Local volunteers rescue, rehome 'magnificent breeds'
MORRIS – Kay Kendzora of Morris was walking her dog, Cheyenne, a 12-year-old mix, when she paused to admire a malamute and chat with the owner.
That owner was a volunteer with Illinois Alaskan Malamute Rescue Association, who gave Kendzora his card.
When Cheyenne died, Kendzora called the number and adopted Kimmie. A “good Samaritan” had picked up the pregnant Kimmie after someone had pushed her out of a car, Kendzora said. Kimmie’s six healthy puppies moved to permanent homes and Kimmie eventually received her Canine Good Citizen title from the American Kennel Club.
“She’s been to a nursing home in Morris and she pulls the kids when we go to Frankfort for the sled pulls,” Kendzora said. “On ‘store days’ when we set up tables and pass out leaflets, she does little tricks for people, like giving her paw.”
Alaskan malamutes are not for everyone, said Pat Kral of Wilmington, vice president of IAMRA, a 100 percent volunteer nonprofit organization that rescues these, as its website states, “magnificent breeds.”
Kral said Alaskan malamutes were bred to be active; many require five miles of exercise each day. Owners hoping for a “couch potato” that yearns only to be petted and lie on the carpet should seek out another breed.
“It’d probably eat the carpet,” Kral said.
According to its website, IAMRA is an affiliate of the Alaskan Malamute Assistance League, a recognized rescue of the Alaskan Malamute Club of America. IAMRA rescues dogs from most states, sets them up in foster and adoptive homes and addresses behavioral issues.
“People sign an agreement that, if for any reason, they cannot keep a dog, they have to return him to us,” Kral said. “They just can’t give it to a friend or a shelter.”
IAMRA currently has six foster parents, 40 volunteers and more than 600 people on its Yahoo group page, a resource for any owners with questions or concerns about their Alaskan malamutes. Dogs waiting for adoption, up to 21 at one time, temporarily live at a private kennel.
“The lady that owns it has just been great,” Kral said. “With donations from all the members, she built a great big play yard out there. We maintain it and she rotates the dogs in and out when she cleans their cages. Volunteers go to help clean up, walk the dogs and brush the dogs.”
According to the IAMRA website, adoption fees range from $100 (for senior dogs) to $250 (for purebred puppies). That barely touches the $750 IAMRA pays for spaying or neutering, heartworm test and monthly preventative medication, vaccinations and microchip.
Prospective owners must complete an application and then agree to a phone interview, home check and allowing IAMRA to select their dogs.
“We decide which dogs are best for their families,” Kral said.

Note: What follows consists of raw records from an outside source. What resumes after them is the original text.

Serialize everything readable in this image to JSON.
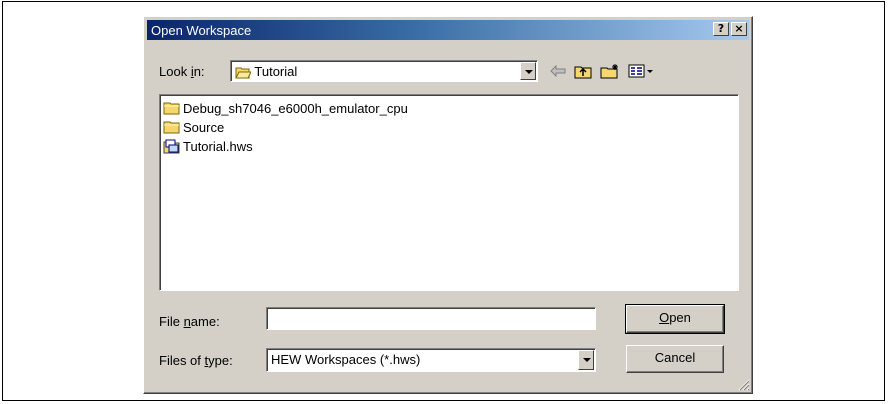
{
  "dialog": {
    "title": "Open Workspace",
    "help_button": "?",
    "close_button": "×"
  },
  "lookin": {
    "label_pre": "Look ",
    "label_accel": "i",
    "label_post": "n:",
    "value": "Tutorial"
  },
  "toolbar": {
    "back_icon": "back-arrow-icon",
    "up_icon": "up-folder-icon",
    "new_folder_icon": "new-folder-icon",
    "view_icon": "view-menu-icon"
  },
  "files": [
    {
      "name": "Debug_sh7046_e6000h_emulator_cpu",
      "type": "folder"
    },
    {
      "name": "Source",
      "type": "folder"
    },
    {
      "name": "Tutorial.hws",
      "type": "workspace"
    }
  ],
  "filename": {
    "label_pre": "File ",
    "label_accel": "n",
    "label_post": "ame:",
    "value": ""
  },
  "filetype": {
    "label_pre": "Files of ",
    "label_accel": "t",
    "label_post": "ype:",
    "value": "HEW Workspaces (*.hws)"
  },
  "buttons": {
    "open_accel": "O",
    "open_rest": "pen",
    "cancel": "Cancel"
  },
  "colors": {
    "titlebar_start": "#0a246a",
    "titlebar_end": "#a6caf0",
    "face": "#d4d0c8",
    "folder": "#f5d76e"
  }
}
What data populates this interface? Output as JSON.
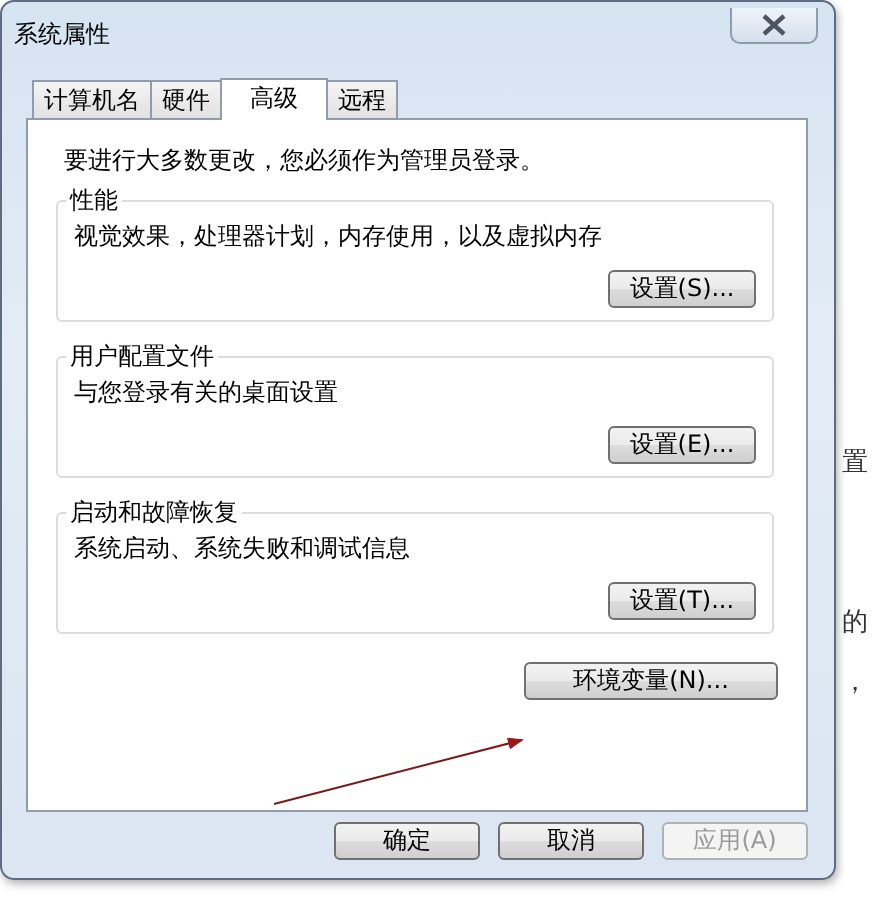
{
  "window": {
    "title": "系统属性"
  },
  "tabs": [
    {
      "label": "计算机名",
      "selected": false
    },
    {
      "label": "硬件",
      "selected": false
    },
    {
      "label": "高级",
      "selected": true
    },
    {
      "label": "远程",
      "selected": false
    }
  ],
  "notice": "要进行大多数更改，您必须作为管理员登录。",
  "groups": [
    {
      "title": "性能",
      "description": "视觉效果，处理器计划，内存使用，以及虚拟内存",
      "button": "设置(S)..."
    },
    {
      "title": "用户配置文件",
      "description": "与您登录有关的桌面设置",
      "button": "设置(E)..."
    },
    {
      "title": "启动和故障恢复",
      "description": "系统启动、系统失败和调试信息",
      "button": "设置(T)..."
    }
  ],
  "env_button": "环境变量(N)...",
  "buttons": [
    {
      "label": "确定",
      "disabled": false
    },
    {
      "label": "取消",
      "disabled": false
    },
    {
      "label": "应用(A)",
      "disabled": true
    }
  ],
  "background_fragments": [
    "置",
    "的",
    "，"
  ]
}
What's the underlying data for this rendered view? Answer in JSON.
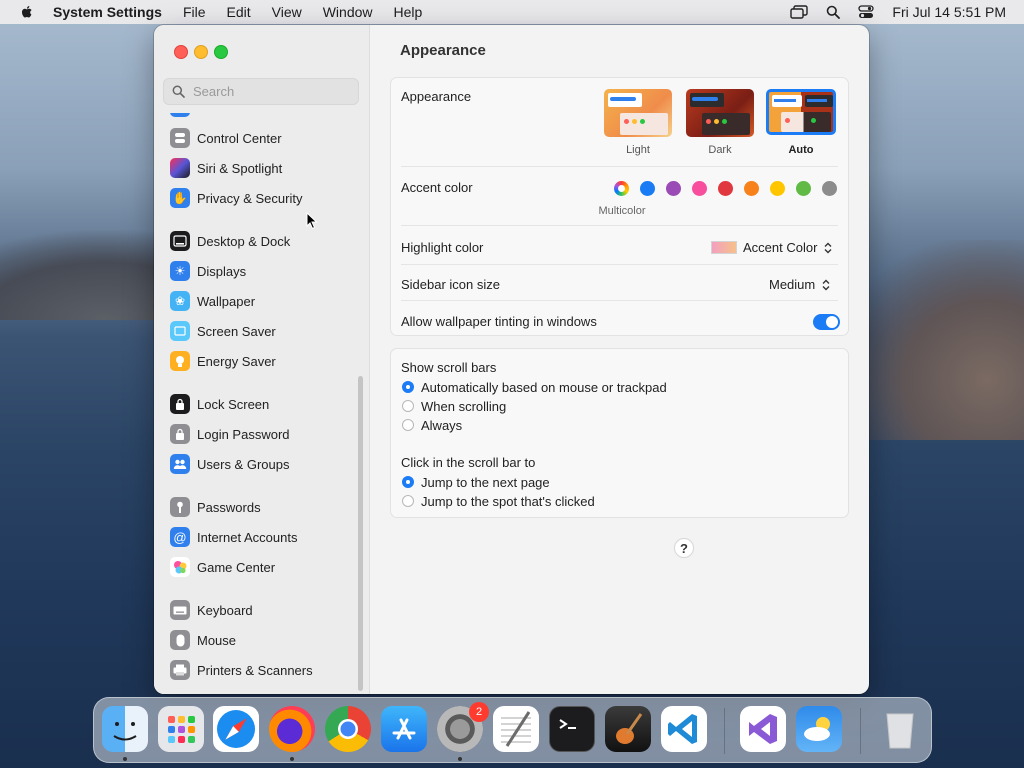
{
  "menubar": {
    "app_name": "System Settings",
    "items": [
      "File",
      "Edit",
      "View",
      "Window",
      "Help"
    ],
    "clock": "Fri Jul 14  5:51 PM"
  },
  "sidebar": {
    "search_placeholder": "Search",
    "items": [
      {
        "label": "Control Center",
        "icon": "control-center-icon",
        "color": "#8e8e93"
      },
      {
        "label": "Siri & Spotlight",
        "icon": "siri-icon",
        "color": "#b84ad8"
      },
      {
        "label": "Privacy & Security",
        "icon": "hand-icon",
        "color": "#2f80ed"
      },
      {
        "label": "Desktop & Dock",
        "icon": "dock-icon",
        "color": "#1c1c1e"
      },
      {
        "label": "Displays",
        "icon": "sun-icon",
        "color": "#2f80ed"
      },
      {
        "label": "Wallpaper",
        "icon": "flower-icon",
        "color": "#43b3f5"
      },
      {
        "label": "Screen Saver",
        "icon": "screen-saver-icon",
        "color": "#5ac8fa"
      },
      {
        "label": "Energy Saver",
        "icon": "bulb-icon",
        "color": "#ffb020"
      },
      {
        "label": "Lock Screen",
        "icon": "lock-icon",
        "color": "#1c1c1e"
      },
      {
        "label": "Login Password",
        "icon": "lock-icon",
        "color": "#8e8e93"
      },
      {
        "label": "Users & Groups",
        "icon": "users-icon",
        "color": "#2f80ed"
      },
      {
        "label": "Passwords",
        "icon": "key-icon",
        "color": "#8e8e93"
      },
      {
        "label": "Internet Accounts",
        "icon": "at-icon",
        "color": "#2f80ed"
      },
      {
        "label": "Game Center",
        "icon": "game-center-icon",
        "color": "#ffffff"
      },
      {
        "label": "Keyboard",
        "icon": "keyboard-icon",
        "color": "#8e8e93"
      },
      {
        "label": "Mouse",
        "icon": "mouse-icon",
        "color": "#8e8e93"
      },
      {
        "label": "Printers & Scanners",
        "icon": "printer-icon",
        "color": "#8e8e93"
      }
    ]
  },
  "content": {
    "title": "Appearance",
    "appearance": {
      "label": "Appearance",
      "options": [
        {
          "label": "Light",
          "selected": false
        },
        {
          "label": "Dark",
          "selected": false
        },
        {
          "label": "Auto",
          "selected": true
        }
      ]
    },
    "accent": {
      "label": "Accent color",
      "selected_name": "Multicolor",
      "colors": [
        "#ff6b6b",
        "#1a7cf5",
        "#9a4bb5",
        "#f74f9e",
        "#e0383e",
        "#f7821b",
        "#ffc600",
        "#62ba46",
        "#8c8c8c"
      ]
    },
    "highlight": {
      "label": "Highlight color",
      "value": "Accent Color"
    },
    "sidebar_icon": {
      "label": "Sidebar icon size",
      "value": "Medium"
    },
    "tinting": {
      "label": "Allow wallpaper tinting in windows",
      "on": true
    },
    "scroll_bars": {
      "label": "Show scroll bars",
      "options": [
        {
          "label": "Automatically based on mouse or trackpad",
          "selected": true
        },
        {
          "label": "When scrolling",
          "selected": false
        },
        {
          "label": "Always",
          "selected": false
        }
      ]
    },
    "click_scroll": {
      "label": "Click in the scroll bar to",
      "options": [
        {
          "label": "Jump to the next page",
          "selected": true
        },
        {
          "label": "Jump to the spot that's clicked",
          "selected": false
        }
      ]
    },
    "help": "?"
  },
  "dock": {
    "system_settings_badge": "2",
    "apps": [
      "finder-icon",
      "launchpad-icon",
      "safari-icon",
      "firefox-icon",
      "chrome-icon",
      "app-store-icon",
      "system-settings-icon",
      "textedit-icon",
      "terminal-icon",
      "garageband-icon",
      "vscode-icon",
      "visual-studio-icon",
      "weather-icon",
      "trash-icon"
    ]
  }
}
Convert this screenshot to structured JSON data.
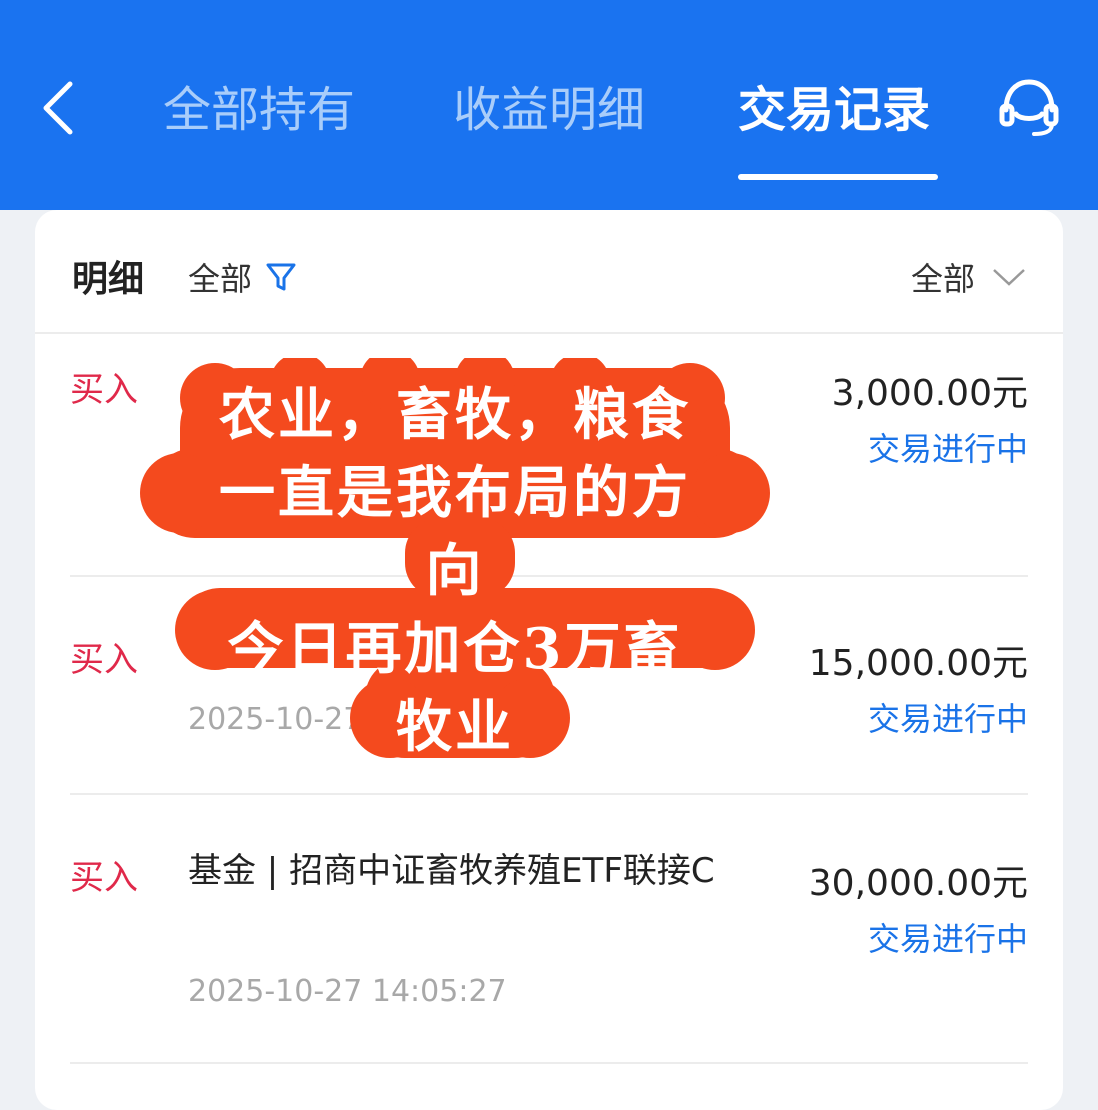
{
  "header": {
    "tabs": [
      {
        "label": "全部持有",
        "active": false
      },
      {
        "label": "收益明细",
        "active": false
      },
      {
        "label": "交易记录",
        "active": true
      }
    ],
    "icons": {
      "back": "chevron-left-icon",
      "service": "headset-icon"
    },
    "colors": {
      "bar": "#1a73f0",
      "tab_inactive": "#a9cdfa",
      "tab_active": "#ffffff"
    }
  },
  "card": {
    "title": "明细",
    "filter_label": "全部",
    "sort_label": "全部"
  },
  "transactions": [
    {
      "type": "买入",
      "name": "",
      "time": "",
      "amount": "3,000.00元",
      "status": "交易进行中"
    },
    {
      "type": "买入",
      "name": "",
      "time": "2025-10-27",
      "amount": "15,000.00元",
      "status": "交易进行中"
    },
    {
      "type": "买入",
      "name": "基金 | 招商中证畜牧养殖ETF联接C",
      "time": "2025-10-27 14:05:27",
      "amount": "30,000.00元",
      "status": "交易进行中"
    }
  ],
  "overlay": {
    "lines": [
      "农业，畜牧，粮食",
      "一直是我布局的方",
      "向",
      "今日再加仓3万畜",
      "牧业"
    ],
    "color": "#f44a1e"
  },
  "status_colors": {
    "buy": "#e0294a",
    "pending": "#1a73e8"
  }
}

Dogs that never become adopted live in permanent foster homes. This is a good option for people who want an Alaskan malamute but cannot afford its care, as IAMRA pays for all costs, including food and medical care, Kral said. To that end, IAMRA is quite active.
“We do a lot of fundraisers,” Kendzora said.
These include auctions, a winter sled demo in January and a “malawalk” in September. Individuals wishing to support an Alaskan malamute without actually owning one can sponsor a dog ($20 monthly donation) or become a spay-neuter (a one-time $100 donation) or microchip sponsor (a one-time donation of $35), according to the IAMRA website.
“Even donations of $5, $10 or $15 helps us,” Kral said.
Helping these dogs means sharing amazing stories, such as Argonne, who lived three weeks on a golf course and eluded rescue attempts. Journey, who hailed from Kentucky, went from an emaciated 30 pounds to a healthy 70 under IAMRA’s care. The antsy Mr. Bojangles ran away from his adoptive parents’ home and Kendzora joined the search party.
“Even after they’re adopted,” Kendzora said, “we don’t forget about them.”
Some of the nine malamutes in Kral’s life have included Sonny, who died at 14, and Beaugeste Snowshoes Carey, who died at 15, both after their hips gave out. Kral currently owns Shelah, 13, a blue-eyed malamute; Tara Shorty; and Izzy, 4, a mix.
So for owners not minding if their dogs won’t cooperate in fetch but will happily dig up yards, or dogs that will abandon their owner for the first person offering a cheeseburger, Kral said, an Alaskan malamute is a good choice.
“They’re not easy to train,” Kral said, “but they’ll keep you laughing and on your toes.”
For information, visit www.iamra.org or find Illinois Alaskan Malamute Rescue Association on Facebook.